One event that especially outraged locals was a situation in which ICE agents conducted an enforcement action at a local elementary school called Hope of Detroit Academy in March, 2011. According to Alliance for Immigrants Rights and Reform Michigan director Ryan Bates, Jose Maldonado Plasencia had just dropped off his child at the school when ICE agents detained him without having obtained prior authorization for performing enforcement at a school. Later that morning, agents in SUVs and sedans with tinted windows followed two other families from their homes to the school. After the families took refuge in the school, they surrounded the building. When Bates intervened and asked whether the agents had a warrant, the agents acknowledged that they did not and, left in a convoy. Weeks after the incident, school attendance remained low because parents were afraid to bring their children to school. Five months later, the ICE Office of Professional Responsibility released a report on the investigation into these incidents that found that officers did not engage in any abuse or professional misconduct.
Rep. John Conyers (D-Detroit) said his office is reviewing ICE’s investigation of the Hope of Detroit incident. “Allegations of warrantless searches, racial profiling, and unlawful detentions must be taken seriously,” he said. “I have some concerns about the thoroughness of ICE’s review.”
1 Statement from organizer Bart Kumor, Aug. 19, 2011.
2 April 24, 2001 CBP announcement, http://www.cbp.gov/xp/cgov/newsroom/news_releases/archives/april_2011/
3 05/17/2011 Testimony of Alan D. Bersin, Commissioner, U.S. Customs and Border Protection, Department of Homeland Security, Before the Senate Judiciary Committee Subcommittee on Immigration, Refugees and Border Security Regarding Northern Border Security http://www.cbp.gov/xp/cgov/newsroom/congressional_test/bersin_testifies.xml.
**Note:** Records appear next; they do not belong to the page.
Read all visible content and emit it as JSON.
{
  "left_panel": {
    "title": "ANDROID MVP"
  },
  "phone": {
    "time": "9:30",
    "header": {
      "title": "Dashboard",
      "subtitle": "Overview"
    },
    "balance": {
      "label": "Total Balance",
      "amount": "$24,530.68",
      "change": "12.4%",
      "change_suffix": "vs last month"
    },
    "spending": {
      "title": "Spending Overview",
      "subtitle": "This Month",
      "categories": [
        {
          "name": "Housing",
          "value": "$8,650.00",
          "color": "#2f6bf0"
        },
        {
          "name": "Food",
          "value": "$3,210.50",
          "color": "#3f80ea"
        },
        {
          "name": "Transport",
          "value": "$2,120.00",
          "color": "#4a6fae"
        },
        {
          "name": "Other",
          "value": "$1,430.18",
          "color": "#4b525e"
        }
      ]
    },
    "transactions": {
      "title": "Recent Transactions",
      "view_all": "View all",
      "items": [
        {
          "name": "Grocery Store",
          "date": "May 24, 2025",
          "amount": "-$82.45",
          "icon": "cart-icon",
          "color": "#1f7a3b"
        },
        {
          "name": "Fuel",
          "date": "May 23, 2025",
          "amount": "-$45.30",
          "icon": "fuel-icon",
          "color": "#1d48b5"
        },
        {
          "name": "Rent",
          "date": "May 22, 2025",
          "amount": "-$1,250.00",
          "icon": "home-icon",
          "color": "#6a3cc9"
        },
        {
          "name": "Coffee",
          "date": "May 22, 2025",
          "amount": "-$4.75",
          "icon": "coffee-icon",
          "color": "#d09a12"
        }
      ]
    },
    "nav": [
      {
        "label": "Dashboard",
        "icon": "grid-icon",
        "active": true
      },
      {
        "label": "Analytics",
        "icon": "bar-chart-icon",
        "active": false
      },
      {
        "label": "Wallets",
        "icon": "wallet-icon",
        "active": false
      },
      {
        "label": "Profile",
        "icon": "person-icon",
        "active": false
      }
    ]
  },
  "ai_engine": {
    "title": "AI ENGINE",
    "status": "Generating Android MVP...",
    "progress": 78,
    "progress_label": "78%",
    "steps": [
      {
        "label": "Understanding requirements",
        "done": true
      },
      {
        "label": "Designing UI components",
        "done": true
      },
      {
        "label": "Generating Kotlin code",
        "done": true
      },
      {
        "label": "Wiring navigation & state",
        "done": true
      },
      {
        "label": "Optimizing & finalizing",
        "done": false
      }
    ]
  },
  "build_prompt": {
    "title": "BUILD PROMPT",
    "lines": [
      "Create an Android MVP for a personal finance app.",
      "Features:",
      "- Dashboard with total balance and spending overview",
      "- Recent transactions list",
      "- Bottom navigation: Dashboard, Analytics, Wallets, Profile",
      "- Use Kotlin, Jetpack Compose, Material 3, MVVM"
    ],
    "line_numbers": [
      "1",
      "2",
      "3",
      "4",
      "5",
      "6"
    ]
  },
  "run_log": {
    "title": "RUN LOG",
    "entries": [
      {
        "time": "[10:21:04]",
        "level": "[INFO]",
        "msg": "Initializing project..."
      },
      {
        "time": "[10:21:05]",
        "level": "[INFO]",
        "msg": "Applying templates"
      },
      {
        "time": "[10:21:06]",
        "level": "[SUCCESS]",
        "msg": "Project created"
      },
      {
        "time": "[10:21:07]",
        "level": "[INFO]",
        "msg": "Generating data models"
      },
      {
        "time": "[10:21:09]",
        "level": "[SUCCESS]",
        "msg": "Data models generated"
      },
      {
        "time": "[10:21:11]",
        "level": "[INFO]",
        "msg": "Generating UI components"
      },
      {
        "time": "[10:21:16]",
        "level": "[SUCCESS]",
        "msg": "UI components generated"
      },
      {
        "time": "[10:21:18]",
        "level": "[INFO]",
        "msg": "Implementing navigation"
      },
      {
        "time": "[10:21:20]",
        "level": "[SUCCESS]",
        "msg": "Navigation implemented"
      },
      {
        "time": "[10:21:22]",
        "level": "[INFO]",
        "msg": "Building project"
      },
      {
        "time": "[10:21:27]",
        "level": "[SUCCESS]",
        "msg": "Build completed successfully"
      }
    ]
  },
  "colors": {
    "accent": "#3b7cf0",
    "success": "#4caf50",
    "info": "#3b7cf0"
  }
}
5 Mission statement provided by Michigan State Police.
7 Interview with MIOC Commander Gene Kapp, Sept. 12, 2001.